Sony Wins Bid for Ipix Camera Technology Patents
Monday, February 5, 2007
When President Bush gave his 2003 State of the Union address, Ipix captured the room with a panoramic image for online viewers. Movie star Will Smith relied on similar 360-degree photos to go house-hunting in Philadelphia from his California living room. EBay used Ipix technology to display items sold online.
So when the struggling Reston company announced it was auctioning off the patents for its high-resolution camera technology after filing for Chapter 7 bankruptcy in July, former chief executive Clara Conti wasn't surprised to receive more than 400 inquiries.
What did surprise her, however, was who won the bidding.
Sony purchased 28 patents for $3.6 million -- $1.4 million more than its original offer. Sony, who beat three competitors as an anonymous bidder in the Jan. 19 auction, disclosed its identity last week.
Sony declined to say how it plans to use the patents for cameras, which gained attention by providing video surveillance for such high-profile venues as Windsor Castle and the British Parliament. But Conti said the company "has the financial resources necessary to take the patents to the next level."
Tiny Ipix had a volatile history of trying to bolster its finances enough to stay afloat in the digital photography market.

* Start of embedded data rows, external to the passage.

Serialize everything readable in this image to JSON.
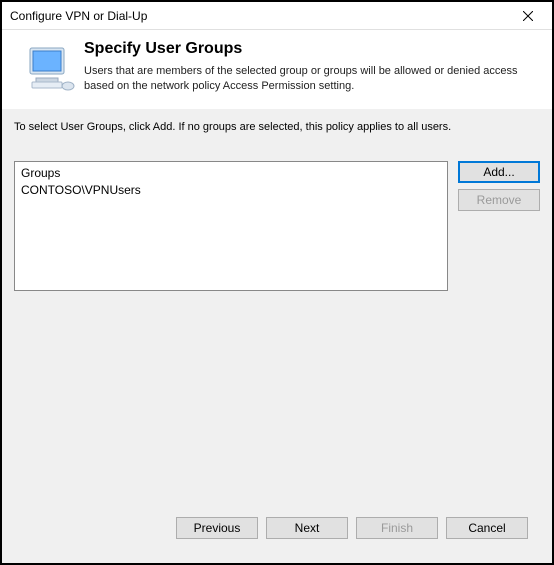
{
  "window": {
    "title": "Configure VPN or Dial-Up"
  },
  "header": {
    "title": "Specify User Groups",
    "description": "Users that are members of the selected group or groups will be allowed or denied access based on the network policy Access Permission setting."
  },
  "content": {
    "instruction": "To select User Groups, click Add. If no groups are selected, this policy applies to all users.",
    "groups_header": "Groups",
    "groups": [
      "CONTOSO\\VPNUsers"
    ],
    "add_label": "Add...",
    "remove_label": "Remove"
  },
  "footer": {
    "previous": "Previous",
    "next": "Next",
    "finish": "Finish",
    "cancel": "Cancel"
  }
}
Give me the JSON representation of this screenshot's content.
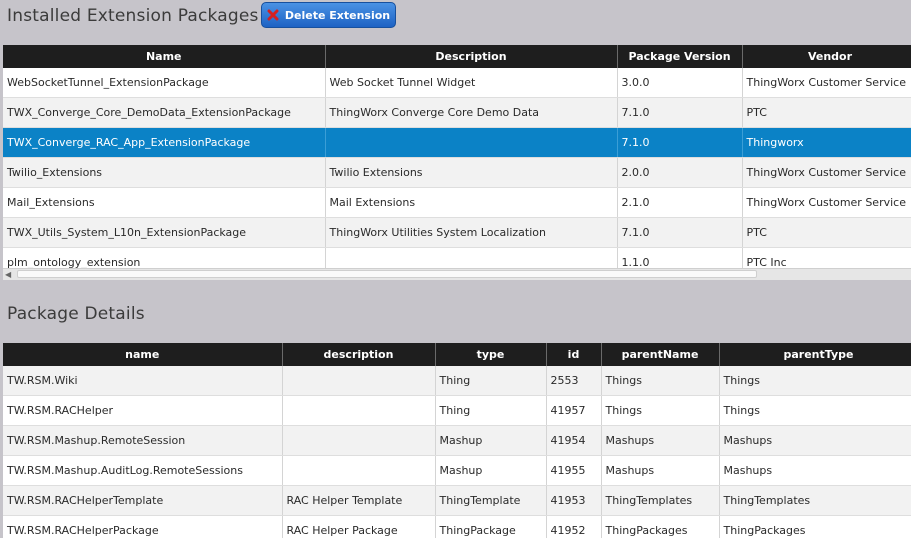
{
  "extensions_section": {
    "title": "Installed Extension Packages",
    "delete_button_label": "Delete Extension",
    "columns": [
      "Name",
      "Description",
      "Package Version",
      "Vendor"
    ],
    "rows": [
      [
        "WebSocketTunnel_ExtensionPackage",
        "Web Socket Tunnel Widget",
        "3.0.0",
        "ThingWorx Customer Service"
      ],
      [
        "TWX_Converge_Core_DemoData_ExtensionPackage",
        "ThingWorx Converge Core Demo Data",
        "7.1.0",
        "PTC"
      ],
      [
        "TWX_Converge_RAC_App_ExtensionPackage",
        "",
        "7.1.0",
        "Thingworx"
      ],
      [
        "Twilio_Extensions",
        "Twilio Extensions",
        "2.0.0",
        "ThingWorx Customer Service"
      ],
      [
        "Mail_Extensions",
        "Mail Extensions",
        "2.1.0",
        "ThingWorx Customer Service"
      ],
      [
        "TWX_Utils_System_L10n_ExtensionPackage",
        "ThingWorx Utilities System Localization",
        "7.1.0",
        "PTC"
      ],
      [
        "plm_ontology_extension",
        "",
        "1.1.0",
        "PTC Inc"
      ]
    ],
    "selected_row": 2
  },
  "details_section": {
    "title": "Package Details",
    "columns": [
      "name",
      "description",
      "type",
      "id",
      "parentName",
      "parentType"
    ],
    "rows": [
      [
        "TW.RSM.Wiki",
        "",
        "Thing",
        "2553",
        "Things",
        "Things"
      ],
      [
        "TW.RSM.RACHelper",
        "",
        "Thing",
        "41957",
        "Things",
        "Things"
      ],
      [
        "TW.RSM.Mashup.RemoteSession",
        "",
        "Mashup",
        "41954",
        "Mashups",
        "Mashups"
      ],
      [
        "TW.RSM.Mashup.AuditLog.RemoteSessions",
        "",
        "Mashup",
        "41955",
        "Mashups",
        "Mashups"
      ],
      [
        "TW.RSM.RACHelperTemplate",
        "RAC Helper Template",
        "ThingTemplate",
        "41953",
        "ThingTemplates",
        "ThingTemplates"
      ],
      [
        "TW.RSM.RACHelperPackage",
        "RAC Helper Package",
        "ThingPackage",
        "41952",
        "ThingPackages",
        "ThingPackages"
      ]
    ]
  },
  "colors": {
    "header_bg": "#1e1e1e",
    "selected_row_bg": "#0b82c6",
    "button_blue": "#2f7bd8",
    "delete_icon": "#d42020"
  }
}
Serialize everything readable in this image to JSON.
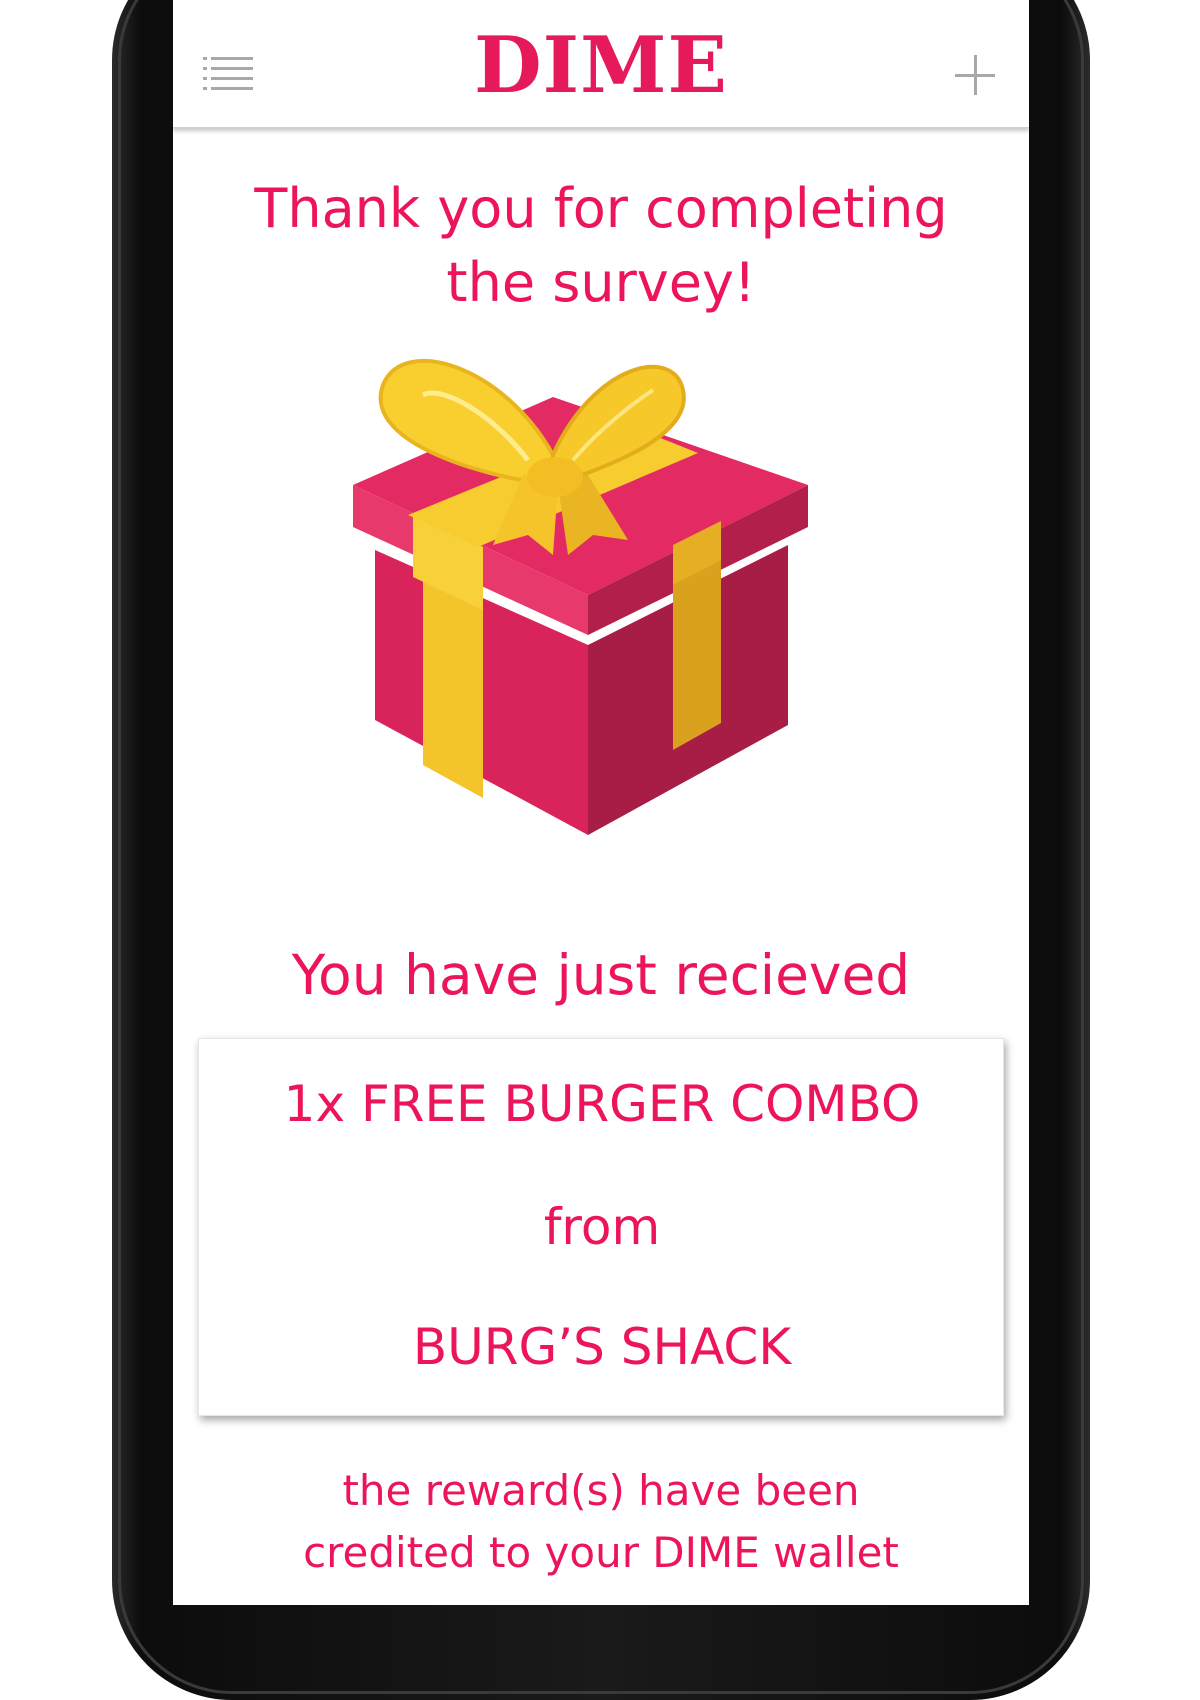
{
  "header": {
    "brand": "DIME",
    "menu_icon": "list-icon",
    "add_icon": "plus-icon"
  },
  "main": {
    "thanks_line1": "Thank you for completing",
    "thanks_line2": "the survey!",
    "gift_image": "gift-box-icon",
    "received_label": "You have just recieved",
    "reward": {
      "item": "1x FREE BURGER COMBO",
      "from_label": "from",
      "merchant": "BURG’S SHACK"
    },
    "note_line1": "the reward(s) have been",
    "note_line2": "credited to your DIME wallet"
  },
  "colors": {
    "accent": "#ed1559",
    "brand": "#e6195a",
    "gift_red": "#e0245e",
    "ribbon_yellow": "#f7c52a"
  }
}
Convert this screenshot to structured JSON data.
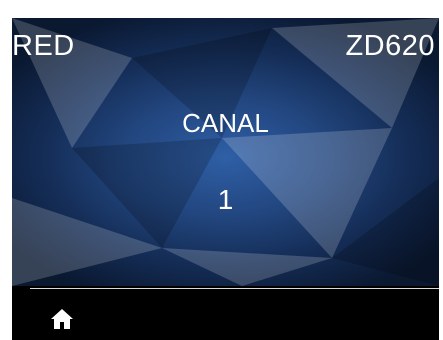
{
  "header": {
    "left_label": "RED",
    "right_label": "ZD620"
  },
  "content": {
    "title": "CANAL",
    "value": "1"
  },
  "footer": {
    "home_icon": "home-icon"
  },
  "colors": {
    "screen_bg": "#000000",
    "display_center": "#2f5fa6",
    "display_edge": "#0a1830",
    "text": "#ffffff",
    "divider": "#d9d9d9"
  }
}
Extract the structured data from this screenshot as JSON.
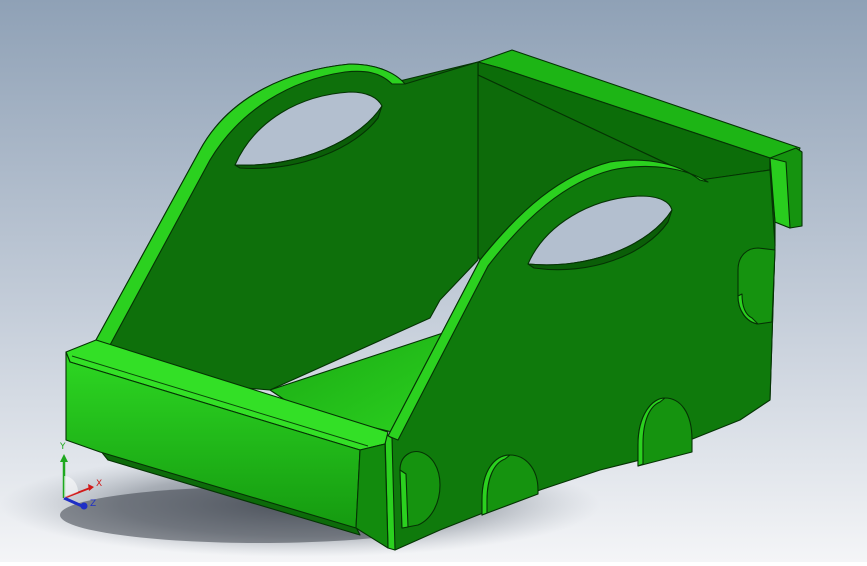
{
  "viewport": {
    "background_top": "#8fa1b6",
    "background_bottom": "#f4f5f7",
    "shadow_color": "#5d6570"
  },
  "model": {
    "part_color": "#179c12",
    "part_light": "#2bd41f",
    "part_dark": "#0b5e08",
    "part_mid": "#0f7a0c",
    "part_inner": "#0d6b0a",
    "edge_color": "#053304",
    "handle_hole_fill": "#b3bfcf"
  },
  "triad": {
    "y_label": "Y",
    "x_label": "X",
    "z_label": "Z",
    "x_color": "#d11a1a",
    "y_color": "#1fa81f",
    "z_color": "#1f2fc6"
  }
}
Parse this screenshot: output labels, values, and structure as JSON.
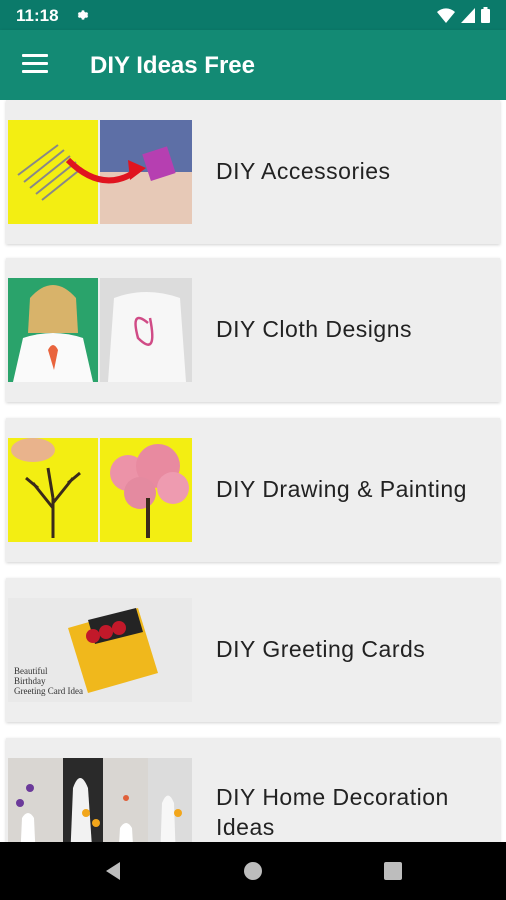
{
  "status": {
    "time": "11:18"
  },
  "app_bar": {
    "title": "DIY Ideas Free"
  },
  "categories": [
    {
      "label": "DIY Accessories",
      "thumb_text": ""
    },
    {
      "label": "DIY Cloth Designs"
    },
    {
      "label": "DIY Drawing & Painting"
    },
    {
      "label": "DIY Greeting Cards",
      "thumb_text": "Beautiful Birthday Greeting Card Idea"
    },
    {
      "label": "DIY Home Decoration Ideas"
    }
  ],
  "colors": {
    "status_bar": "#0b7a6a",
    "app_bar": "#138a74",
    "card_bg": "#eeeeee",
    "nav_bar": "#000000"
  }
}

Its gigapixel camera lens captures wrap-around images that show rooms from all angles. Despite earning an early reputation as "the Eastman Kodak of cyberspace," the company's technology never really caught on, leaving creditors and stockholders with little hope of recovering funds.
"Ipix had never been profitable," Conti said. "There were just too many expenses."
Expensive legal battles over patents and accounting costs associated with running a public company ate into profit, hindering Ipix's efforts to keep stock prices stable.
"Had it been a privately owned start-up, the situation could have been different," she said.
Founded in an Oak Ridge, Tenn., research lab in 1986, Ipix grew rapidly in the 1990s with the popularity of virtual tours, mainly for real estate companies and tourist attractions. The company went public in 1999 as the technology bubble peaked, raising $69 million in its initial offering.
When the tech market collapsed, and after Sept. 11, 2001, put a spotlight on security, Ipix moved into video surveillance and touted its cameras as a way to prevent terrorist attacks. Supported by hefty payments from eBay and the real estate industry, Ipix appeared to have survived the dot-com bust. Its annual loss shrunk from $347 million in 2001 to $1 million in 2002.
Then eBay pulled out of the deal, taking 85 percent of Ipix's revenue. Conti, who rose to prominence as chief executive of Reston-based ObjectVideo, was brought on board to lead the company in 2004.